Jameela [00:47:36] Yeah, the most important thing is that you just don’t feel alone and you don’t feel like there’s something wrong with you, as the medical industry would have you believe. Yasmin, thank you so much for coming on and talking to me about this all so candidly. And you’re such a breath of fresh air and I’m so happy that you have been able to navigate some incredibly judgemental spaces in so much of your life is already hard enough sometimes in this world, being a black woman and being a woman in general, and to have an extra thing to contend with that doesn’t correlate with people’s stereotype about you. It’s just it’s a fucking lot. And you have handled it with immense grace and it’s very kind of you to repurpose everything that you’ve learned to share with others because you didn’t have to. And so I appreciate that you’ve taken this on as your duty is, and I can’t wait to continue to learn more from you. So thank you.
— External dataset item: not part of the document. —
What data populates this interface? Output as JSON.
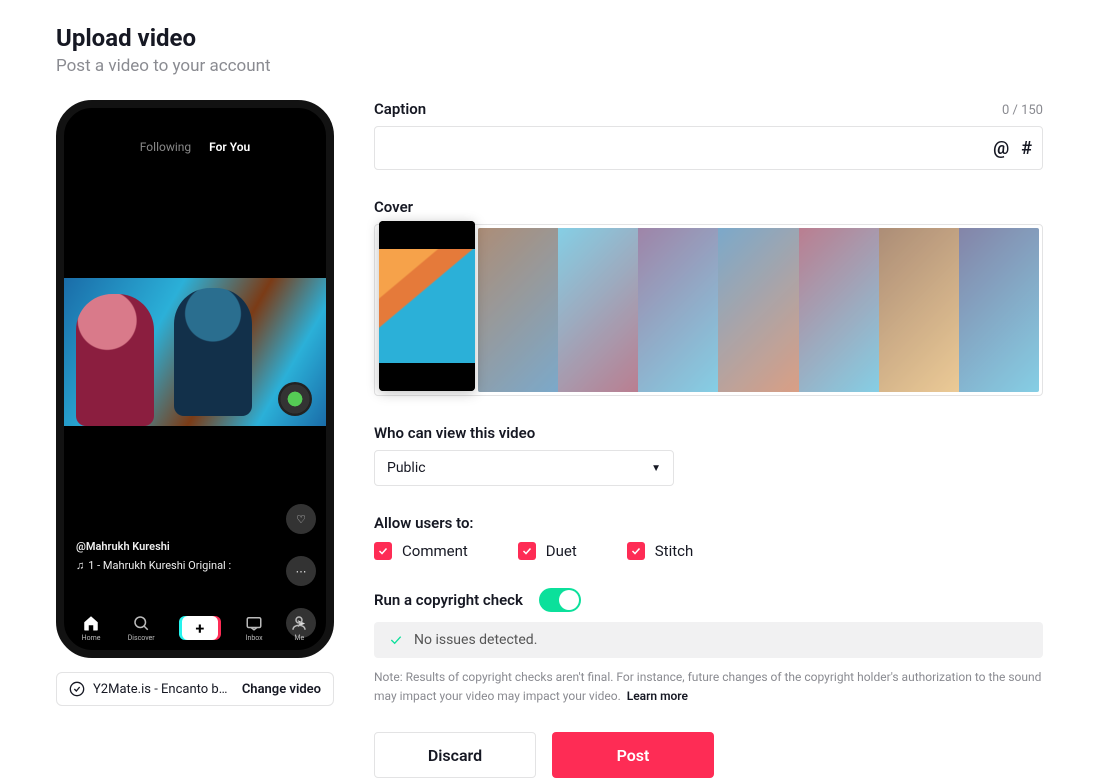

Yasmin [00:48:31] Thank you so much. Thank you for allowing me to have this conversation on here to your audience. I really appreciate it.
Jameela [00:48:36] Fucking love it.
November 27, 2023
This week, Jameela is joined by writer, broadcaster and feminist organizer Clementine Ford to discuss the historical roots of marriage as a tool of patriarchal control, the illusions surrounding modern matrimony and the modern marketing machinery that sustains its myth.
November 20, 2023
Jameela is joined by beauty culture critic Jessica DeFino in a candid conversation about where her current research and journalism is taking her, after years of covering a multi-billion dollar beauty industry for major women’s magazines & beauty apps in the US.
November 13, 2023
This week, Jameela is joined by director, producer and sexual educator A’magine Goddard to discuss her award-winning new documentary ‘At Your Cervix’ that breaks the silence about the continuous violation of bodily autonomy for educational purposes.